What is required
Out of the listing below, copy every line that carries the string "JSON".

Records for this task
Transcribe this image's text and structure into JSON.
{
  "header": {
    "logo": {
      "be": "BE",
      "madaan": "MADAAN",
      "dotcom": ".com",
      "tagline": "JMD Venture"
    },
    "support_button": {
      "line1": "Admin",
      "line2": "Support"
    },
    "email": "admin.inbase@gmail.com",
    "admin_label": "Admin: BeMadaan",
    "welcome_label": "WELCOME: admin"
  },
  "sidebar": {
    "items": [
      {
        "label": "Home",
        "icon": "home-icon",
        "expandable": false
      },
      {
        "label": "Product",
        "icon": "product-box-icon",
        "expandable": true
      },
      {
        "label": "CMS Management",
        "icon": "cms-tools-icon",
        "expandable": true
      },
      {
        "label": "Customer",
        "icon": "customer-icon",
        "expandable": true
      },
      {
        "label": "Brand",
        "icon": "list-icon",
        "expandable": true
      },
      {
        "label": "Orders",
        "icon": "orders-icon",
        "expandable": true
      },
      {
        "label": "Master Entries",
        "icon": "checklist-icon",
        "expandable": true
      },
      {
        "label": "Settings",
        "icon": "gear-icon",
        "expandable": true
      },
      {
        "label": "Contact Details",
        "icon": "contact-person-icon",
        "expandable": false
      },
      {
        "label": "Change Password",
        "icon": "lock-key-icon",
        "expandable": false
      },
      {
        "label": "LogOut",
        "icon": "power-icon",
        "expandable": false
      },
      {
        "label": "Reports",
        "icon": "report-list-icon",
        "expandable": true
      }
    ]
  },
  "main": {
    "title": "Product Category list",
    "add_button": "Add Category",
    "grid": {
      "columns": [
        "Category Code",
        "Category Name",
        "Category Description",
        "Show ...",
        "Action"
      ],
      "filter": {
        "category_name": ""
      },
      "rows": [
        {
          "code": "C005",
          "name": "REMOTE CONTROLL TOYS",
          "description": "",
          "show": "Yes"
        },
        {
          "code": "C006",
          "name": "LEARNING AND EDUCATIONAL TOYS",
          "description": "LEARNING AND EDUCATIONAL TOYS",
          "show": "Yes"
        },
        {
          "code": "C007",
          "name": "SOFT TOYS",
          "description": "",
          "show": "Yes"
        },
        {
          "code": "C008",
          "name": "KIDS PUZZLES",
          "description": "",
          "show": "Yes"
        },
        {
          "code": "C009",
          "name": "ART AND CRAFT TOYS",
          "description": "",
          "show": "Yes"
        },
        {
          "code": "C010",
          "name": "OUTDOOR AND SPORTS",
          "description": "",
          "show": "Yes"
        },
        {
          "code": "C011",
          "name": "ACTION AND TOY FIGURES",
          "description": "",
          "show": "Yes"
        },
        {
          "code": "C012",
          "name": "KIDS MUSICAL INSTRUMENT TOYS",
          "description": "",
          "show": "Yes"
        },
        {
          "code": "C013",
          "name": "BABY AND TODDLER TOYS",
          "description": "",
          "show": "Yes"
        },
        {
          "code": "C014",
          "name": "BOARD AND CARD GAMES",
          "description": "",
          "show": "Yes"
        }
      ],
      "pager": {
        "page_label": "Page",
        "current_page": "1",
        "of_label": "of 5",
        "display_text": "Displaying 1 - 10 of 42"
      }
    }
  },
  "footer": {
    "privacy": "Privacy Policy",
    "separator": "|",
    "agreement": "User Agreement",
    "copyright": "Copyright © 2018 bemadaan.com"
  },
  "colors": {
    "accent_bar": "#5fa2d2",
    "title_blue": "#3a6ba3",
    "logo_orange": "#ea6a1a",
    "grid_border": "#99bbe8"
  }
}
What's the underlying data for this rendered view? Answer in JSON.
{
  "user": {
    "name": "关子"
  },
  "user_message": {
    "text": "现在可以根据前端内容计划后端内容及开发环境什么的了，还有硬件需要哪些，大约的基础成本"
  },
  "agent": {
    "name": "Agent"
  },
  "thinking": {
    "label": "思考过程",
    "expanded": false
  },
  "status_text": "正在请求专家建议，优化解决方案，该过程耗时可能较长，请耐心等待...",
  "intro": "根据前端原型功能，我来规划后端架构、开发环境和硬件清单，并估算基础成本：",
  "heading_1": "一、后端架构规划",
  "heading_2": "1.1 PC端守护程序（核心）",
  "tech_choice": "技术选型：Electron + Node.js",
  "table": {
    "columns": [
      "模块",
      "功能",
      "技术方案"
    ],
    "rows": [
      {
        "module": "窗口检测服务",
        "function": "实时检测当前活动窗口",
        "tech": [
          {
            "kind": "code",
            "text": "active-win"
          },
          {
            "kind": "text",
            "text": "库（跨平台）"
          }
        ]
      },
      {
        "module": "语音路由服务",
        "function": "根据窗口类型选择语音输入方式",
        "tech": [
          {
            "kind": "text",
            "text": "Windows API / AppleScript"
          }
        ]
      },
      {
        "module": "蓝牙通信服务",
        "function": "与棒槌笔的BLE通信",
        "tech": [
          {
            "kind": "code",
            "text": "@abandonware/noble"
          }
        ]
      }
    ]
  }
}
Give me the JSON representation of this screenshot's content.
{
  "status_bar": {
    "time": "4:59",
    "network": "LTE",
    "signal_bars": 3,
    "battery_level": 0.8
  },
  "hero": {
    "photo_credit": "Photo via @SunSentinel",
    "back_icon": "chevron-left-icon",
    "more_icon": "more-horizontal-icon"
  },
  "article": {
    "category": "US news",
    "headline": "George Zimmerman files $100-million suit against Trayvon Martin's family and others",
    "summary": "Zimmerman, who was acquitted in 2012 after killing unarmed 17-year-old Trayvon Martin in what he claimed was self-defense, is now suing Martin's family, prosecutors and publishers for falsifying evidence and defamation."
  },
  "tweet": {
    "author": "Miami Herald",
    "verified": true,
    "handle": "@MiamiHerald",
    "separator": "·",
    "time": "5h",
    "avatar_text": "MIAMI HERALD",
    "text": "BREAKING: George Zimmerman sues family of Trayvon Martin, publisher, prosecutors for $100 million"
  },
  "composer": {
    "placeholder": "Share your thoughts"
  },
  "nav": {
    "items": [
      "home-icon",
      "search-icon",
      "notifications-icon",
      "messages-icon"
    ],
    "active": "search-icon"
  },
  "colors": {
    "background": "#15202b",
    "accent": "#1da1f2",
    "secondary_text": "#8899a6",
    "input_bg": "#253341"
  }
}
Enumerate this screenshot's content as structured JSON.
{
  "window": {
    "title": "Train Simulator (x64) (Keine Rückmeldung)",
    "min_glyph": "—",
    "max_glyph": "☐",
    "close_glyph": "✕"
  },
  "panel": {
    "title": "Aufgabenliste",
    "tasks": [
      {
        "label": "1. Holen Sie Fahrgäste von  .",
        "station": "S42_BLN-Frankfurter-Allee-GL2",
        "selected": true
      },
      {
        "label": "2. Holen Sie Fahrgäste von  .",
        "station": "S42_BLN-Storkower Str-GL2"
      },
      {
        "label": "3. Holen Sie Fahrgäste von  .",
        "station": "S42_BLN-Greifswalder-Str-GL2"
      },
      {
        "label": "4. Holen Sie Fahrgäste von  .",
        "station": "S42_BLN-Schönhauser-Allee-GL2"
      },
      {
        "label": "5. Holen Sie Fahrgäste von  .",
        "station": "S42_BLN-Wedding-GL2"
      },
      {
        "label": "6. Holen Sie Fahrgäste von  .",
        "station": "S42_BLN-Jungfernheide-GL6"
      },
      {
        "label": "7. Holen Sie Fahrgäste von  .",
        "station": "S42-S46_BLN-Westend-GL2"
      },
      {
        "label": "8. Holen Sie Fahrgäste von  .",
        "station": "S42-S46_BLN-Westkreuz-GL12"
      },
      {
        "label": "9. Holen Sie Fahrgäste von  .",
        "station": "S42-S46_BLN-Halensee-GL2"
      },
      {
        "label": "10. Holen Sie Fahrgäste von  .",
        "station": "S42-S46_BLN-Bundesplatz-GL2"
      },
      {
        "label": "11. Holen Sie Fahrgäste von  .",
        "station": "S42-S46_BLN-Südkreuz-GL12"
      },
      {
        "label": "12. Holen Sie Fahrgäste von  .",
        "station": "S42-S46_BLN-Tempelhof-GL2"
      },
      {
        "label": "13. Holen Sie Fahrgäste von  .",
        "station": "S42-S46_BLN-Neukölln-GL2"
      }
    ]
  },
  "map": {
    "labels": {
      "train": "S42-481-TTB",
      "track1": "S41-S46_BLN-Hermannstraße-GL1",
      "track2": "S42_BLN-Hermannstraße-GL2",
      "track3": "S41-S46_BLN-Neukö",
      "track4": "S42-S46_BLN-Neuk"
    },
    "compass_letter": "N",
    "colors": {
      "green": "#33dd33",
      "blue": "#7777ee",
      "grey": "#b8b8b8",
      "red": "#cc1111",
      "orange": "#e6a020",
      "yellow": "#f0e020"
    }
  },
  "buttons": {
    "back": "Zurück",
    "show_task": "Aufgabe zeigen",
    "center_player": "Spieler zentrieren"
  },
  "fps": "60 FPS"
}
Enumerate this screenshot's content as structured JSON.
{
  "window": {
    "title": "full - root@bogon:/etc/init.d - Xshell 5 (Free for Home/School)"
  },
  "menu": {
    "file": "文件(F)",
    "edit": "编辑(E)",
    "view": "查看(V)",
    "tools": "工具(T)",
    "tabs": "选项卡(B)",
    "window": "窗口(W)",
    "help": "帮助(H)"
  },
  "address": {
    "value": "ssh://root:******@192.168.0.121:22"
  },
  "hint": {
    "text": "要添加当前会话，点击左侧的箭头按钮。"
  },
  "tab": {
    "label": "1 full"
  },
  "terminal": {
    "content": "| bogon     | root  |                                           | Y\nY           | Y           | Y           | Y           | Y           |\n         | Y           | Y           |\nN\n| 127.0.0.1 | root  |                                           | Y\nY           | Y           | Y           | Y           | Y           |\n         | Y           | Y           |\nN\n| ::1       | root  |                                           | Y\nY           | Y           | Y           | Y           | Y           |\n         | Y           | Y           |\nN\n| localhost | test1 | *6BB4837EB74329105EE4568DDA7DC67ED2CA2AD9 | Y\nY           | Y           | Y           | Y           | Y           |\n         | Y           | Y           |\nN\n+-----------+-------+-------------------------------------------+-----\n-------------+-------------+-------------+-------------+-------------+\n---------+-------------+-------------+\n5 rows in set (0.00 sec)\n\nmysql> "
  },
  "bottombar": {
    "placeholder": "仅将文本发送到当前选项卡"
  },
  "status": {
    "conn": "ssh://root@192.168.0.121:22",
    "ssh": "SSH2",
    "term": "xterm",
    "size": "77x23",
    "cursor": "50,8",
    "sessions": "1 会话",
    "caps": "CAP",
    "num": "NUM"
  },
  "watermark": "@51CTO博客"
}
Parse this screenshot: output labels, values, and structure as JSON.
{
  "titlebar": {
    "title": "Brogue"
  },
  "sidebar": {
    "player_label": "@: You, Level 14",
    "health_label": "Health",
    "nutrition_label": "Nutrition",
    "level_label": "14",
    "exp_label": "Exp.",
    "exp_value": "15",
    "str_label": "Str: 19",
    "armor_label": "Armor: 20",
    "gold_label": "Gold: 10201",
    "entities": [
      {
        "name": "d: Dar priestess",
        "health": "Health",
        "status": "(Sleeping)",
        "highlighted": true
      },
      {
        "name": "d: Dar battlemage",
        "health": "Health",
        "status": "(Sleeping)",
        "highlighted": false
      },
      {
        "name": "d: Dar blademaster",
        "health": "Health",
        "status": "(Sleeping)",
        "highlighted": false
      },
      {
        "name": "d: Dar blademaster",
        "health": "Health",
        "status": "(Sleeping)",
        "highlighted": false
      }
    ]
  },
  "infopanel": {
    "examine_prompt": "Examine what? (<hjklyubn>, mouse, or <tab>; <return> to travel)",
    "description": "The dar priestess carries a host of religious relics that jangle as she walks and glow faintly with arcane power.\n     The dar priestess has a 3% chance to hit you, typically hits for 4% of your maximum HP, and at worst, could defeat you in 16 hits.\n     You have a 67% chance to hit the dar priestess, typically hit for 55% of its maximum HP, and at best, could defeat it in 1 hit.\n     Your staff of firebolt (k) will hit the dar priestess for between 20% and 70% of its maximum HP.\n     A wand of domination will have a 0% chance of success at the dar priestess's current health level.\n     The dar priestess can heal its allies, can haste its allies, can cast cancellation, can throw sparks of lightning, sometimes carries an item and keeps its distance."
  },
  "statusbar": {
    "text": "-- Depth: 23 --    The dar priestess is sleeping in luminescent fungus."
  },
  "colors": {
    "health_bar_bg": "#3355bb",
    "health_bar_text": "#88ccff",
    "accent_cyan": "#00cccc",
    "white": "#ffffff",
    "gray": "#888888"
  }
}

Expected answer
Transcribe this image's text and structure into JSON.
What's the underlying data for this rendered view? Answer in JSON.
Give me the JSON representation of this screenshot's content.
Enumerate this screenshot's content as structured JSON.
Enumerate this screenshot's content as structured JSON.
Parse this screenshot: output labels, values, and structure as JSON.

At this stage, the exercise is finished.